If anyone still remembers my review of GTA4, you’ll recall I found the game rather lacking on just about every front. My biggest complaint, however, was the main character. Niko whined for hours on end about how he regretted the things he did back in the war in Yugoslavia, how he just wanted to do it all over again.
While at the same time killing about 45 people during every single mission.
Niko just didn’t make any sense, he wasn’t believable, wasn’t real, he was clearly “created”. He was a schizophrenic hand puppet who shifted between being a hippie whining about the preciousness of life and a murdering psychopath with a total disregard for morality every other minute.
Vito, on the other hand, is different. Unlike Niko, he doesn’t whine about his past in the war or the things that he’s done, while at the same time murdering ten policemen with a shotgun.
Vito also breaks the rules, he also does things that he has moral issues with. Trafficking drugs is one of those – he despises it, he doesn’t want to do it, it’s beneath him and the mafia. However, at some point during the game, Vito loses all he has worked for, leaving him penniless – with nothing but the boxers and shirt he was wearing in bed. It is at this point that he has no choice but to resort to jobs that he normally wouldn’t do. You’ll see the conflict in his eyes.

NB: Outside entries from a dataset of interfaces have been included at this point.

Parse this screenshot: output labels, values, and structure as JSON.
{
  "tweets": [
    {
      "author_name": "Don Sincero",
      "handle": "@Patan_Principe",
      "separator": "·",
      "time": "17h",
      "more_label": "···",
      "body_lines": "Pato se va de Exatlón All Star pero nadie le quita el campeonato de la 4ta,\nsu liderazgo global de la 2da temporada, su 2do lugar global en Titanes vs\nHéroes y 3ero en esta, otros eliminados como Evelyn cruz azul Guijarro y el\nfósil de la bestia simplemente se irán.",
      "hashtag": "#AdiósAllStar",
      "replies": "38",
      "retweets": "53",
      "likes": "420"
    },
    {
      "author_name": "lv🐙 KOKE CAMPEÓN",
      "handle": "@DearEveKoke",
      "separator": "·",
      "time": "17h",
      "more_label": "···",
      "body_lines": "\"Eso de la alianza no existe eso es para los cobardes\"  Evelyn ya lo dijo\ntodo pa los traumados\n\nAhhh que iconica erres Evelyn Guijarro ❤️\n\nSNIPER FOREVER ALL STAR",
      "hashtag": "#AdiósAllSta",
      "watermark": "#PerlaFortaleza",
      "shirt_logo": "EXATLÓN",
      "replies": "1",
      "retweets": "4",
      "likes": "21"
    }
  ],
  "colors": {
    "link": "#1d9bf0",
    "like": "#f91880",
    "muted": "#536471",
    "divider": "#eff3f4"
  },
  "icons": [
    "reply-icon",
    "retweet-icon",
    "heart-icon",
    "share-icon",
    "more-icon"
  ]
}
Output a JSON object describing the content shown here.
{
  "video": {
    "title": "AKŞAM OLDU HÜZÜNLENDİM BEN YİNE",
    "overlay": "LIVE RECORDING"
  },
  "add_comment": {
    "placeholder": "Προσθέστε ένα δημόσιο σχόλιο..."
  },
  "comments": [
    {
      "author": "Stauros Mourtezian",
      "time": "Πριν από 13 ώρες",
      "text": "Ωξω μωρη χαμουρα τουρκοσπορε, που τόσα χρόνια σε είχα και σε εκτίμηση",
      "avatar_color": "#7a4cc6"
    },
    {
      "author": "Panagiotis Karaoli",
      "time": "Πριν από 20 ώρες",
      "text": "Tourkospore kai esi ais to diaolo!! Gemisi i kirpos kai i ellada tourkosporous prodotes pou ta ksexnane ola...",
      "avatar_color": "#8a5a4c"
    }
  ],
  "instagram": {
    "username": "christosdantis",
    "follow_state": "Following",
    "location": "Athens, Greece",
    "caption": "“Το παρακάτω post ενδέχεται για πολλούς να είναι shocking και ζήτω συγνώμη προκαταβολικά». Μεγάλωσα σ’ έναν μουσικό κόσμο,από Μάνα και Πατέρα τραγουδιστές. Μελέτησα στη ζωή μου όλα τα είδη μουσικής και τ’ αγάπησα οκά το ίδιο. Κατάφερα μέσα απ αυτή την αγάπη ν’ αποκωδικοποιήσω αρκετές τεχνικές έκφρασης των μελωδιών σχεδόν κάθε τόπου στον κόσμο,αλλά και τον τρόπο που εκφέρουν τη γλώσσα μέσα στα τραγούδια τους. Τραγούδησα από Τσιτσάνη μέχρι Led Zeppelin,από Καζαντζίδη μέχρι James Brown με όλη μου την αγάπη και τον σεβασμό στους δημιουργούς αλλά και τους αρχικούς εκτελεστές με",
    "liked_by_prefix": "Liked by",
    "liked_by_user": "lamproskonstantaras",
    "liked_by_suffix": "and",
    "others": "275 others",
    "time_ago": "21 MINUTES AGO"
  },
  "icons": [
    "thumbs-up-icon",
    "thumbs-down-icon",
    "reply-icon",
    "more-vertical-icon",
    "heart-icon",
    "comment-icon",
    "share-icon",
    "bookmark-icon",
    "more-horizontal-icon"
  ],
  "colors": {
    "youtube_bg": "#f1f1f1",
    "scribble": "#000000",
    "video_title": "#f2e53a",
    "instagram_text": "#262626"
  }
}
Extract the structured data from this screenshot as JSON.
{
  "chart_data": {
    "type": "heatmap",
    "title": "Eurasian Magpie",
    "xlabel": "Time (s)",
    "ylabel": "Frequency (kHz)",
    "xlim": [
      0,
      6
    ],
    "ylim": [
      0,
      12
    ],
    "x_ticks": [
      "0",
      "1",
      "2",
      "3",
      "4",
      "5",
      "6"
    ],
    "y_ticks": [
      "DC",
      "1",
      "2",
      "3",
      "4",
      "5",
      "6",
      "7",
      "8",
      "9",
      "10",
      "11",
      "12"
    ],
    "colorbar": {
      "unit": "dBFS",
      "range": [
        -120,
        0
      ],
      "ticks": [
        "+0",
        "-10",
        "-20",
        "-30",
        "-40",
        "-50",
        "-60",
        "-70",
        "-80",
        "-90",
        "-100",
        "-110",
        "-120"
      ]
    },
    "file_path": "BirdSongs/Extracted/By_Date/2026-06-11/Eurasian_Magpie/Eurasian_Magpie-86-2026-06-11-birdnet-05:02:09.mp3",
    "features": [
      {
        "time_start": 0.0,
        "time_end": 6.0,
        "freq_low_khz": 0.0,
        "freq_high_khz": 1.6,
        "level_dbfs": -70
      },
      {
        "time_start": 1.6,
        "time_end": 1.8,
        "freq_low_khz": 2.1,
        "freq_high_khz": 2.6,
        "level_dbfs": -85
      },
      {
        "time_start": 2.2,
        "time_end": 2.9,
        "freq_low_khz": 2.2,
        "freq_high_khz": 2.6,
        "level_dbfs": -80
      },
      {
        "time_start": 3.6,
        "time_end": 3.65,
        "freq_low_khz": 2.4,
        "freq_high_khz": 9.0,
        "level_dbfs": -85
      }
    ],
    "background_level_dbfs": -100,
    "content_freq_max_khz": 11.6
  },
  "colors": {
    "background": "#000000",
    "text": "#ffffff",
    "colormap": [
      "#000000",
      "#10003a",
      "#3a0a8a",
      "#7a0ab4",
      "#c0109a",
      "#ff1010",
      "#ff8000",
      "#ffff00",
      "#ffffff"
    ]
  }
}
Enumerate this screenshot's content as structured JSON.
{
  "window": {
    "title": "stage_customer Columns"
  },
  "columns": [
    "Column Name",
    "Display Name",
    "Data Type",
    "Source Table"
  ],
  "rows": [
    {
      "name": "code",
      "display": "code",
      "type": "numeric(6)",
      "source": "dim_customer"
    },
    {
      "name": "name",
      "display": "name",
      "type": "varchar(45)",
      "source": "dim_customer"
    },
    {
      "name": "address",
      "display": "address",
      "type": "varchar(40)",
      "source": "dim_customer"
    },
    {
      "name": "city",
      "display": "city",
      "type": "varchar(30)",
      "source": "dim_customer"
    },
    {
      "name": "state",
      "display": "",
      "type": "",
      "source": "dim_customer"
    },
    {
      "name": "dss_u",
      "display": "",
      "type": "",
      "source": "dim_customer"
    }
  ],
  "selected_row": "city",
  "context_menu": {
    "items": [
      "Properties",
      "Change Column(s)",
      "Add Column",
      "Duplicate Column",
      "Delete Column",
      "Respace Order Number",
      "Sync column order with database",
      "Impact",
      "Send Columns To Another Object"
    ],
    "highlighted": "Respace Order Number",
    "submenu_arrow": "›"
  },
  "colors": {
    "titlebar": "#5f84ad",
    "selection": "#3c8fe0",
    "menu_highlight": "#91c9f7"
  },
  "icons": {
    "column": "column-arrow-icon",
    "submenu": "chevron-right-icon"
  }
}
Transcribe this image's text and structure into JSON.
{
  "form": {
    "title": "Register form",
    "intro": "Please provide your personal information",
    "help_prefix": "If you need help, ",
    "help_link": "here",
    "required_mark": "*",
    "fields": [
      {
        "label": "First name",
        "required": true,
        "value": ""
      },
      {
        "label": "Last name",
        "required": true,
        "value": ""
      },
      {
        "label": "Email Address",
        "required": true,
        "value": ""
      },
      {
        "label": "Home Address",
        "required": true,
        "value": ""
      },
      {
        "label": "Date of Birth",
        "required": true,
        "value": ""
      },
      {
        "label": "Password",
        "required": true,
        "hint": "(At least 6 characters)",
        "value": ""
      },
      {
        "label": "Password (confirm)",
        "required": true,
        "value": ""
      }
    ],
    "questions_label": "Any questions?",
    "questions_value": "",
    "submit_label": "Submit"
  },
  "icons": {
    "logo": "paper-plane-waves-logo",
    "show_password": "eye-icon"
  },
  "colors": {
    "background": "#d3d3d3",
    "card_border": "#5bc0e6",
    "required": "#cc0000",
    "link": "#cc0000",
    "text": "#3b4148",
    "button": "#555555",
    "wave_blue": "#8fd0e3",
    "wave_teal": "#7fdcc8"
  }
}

The writers behind Mafia 2 are simply better at their job than the guys who came up with Niko; Vito makes sense, Niko doesn’t. In most of these types of games, the main character feels like a puppet on a string, doing random things that don’t make any sense, things that do not logically follow from the story or the character. In Mafia 2, however, Vito’s choices are clearly the products of circumstance. They are logical consequences from what’s happening to him.
That is what proper storytelling and character building is all about.
We’re a whole load of words into this review, and I still haven’t said anything about the actual game part of this video game. There’s a reason for that; as a game, Mafia 2 has its deficiencies. Action sequences are short and too rare, the stealth sequences are limited in variety and dead-easy, and the fist fighting gameplay, while interesting, is simple and repetitive. Driving around town is fun though, and it better be – you’ll spend more time driving around than shooting people in the face.
As for the shooting specifically, it’s perfectly adequate, but nothing special. The game doesn’t really strike a proper balance between arcade and realism, though. On the one hand, you’ll never run out of bullets since enemies drop them like crazy; on the other hand, most guns will kill you with only a few shots. I would’ve been nice if bullets were a little harder to come by, so that you’d have to be more careful.
In all honesty, Mafia 2 would’ve been better off with a structure more similar to Alan Wake’s. Alan Wake also had the town of Bright Falls to explore, but unlike Mafia 2, only the parts of town that made sense to be accessible during that part of the game were actually accessible. I know open-world is the Chemical X of today’s gaming industry, but Alan Wake’s structure would have been a much better fit for Mafia 2’s strictly linear storyline.
Whether you’ll like Mafia 2 or not will mostly depend on one thing: your affinity for the time period. I absolutely love the style and class of the ’40s and ’50s in America, so I felt right at home. If you’re like me, you’ll enjoy the attention to detail and the love with which the time period is recreated on your screen.
If you’re just looking for a good action game or an open-world game, you can do a lot better than Mafia 2. This is a game that is made or broken by your love for its setting, and if that doesn’t float your boat in any particular way, Mafia 2 will only disappoint you by being generic.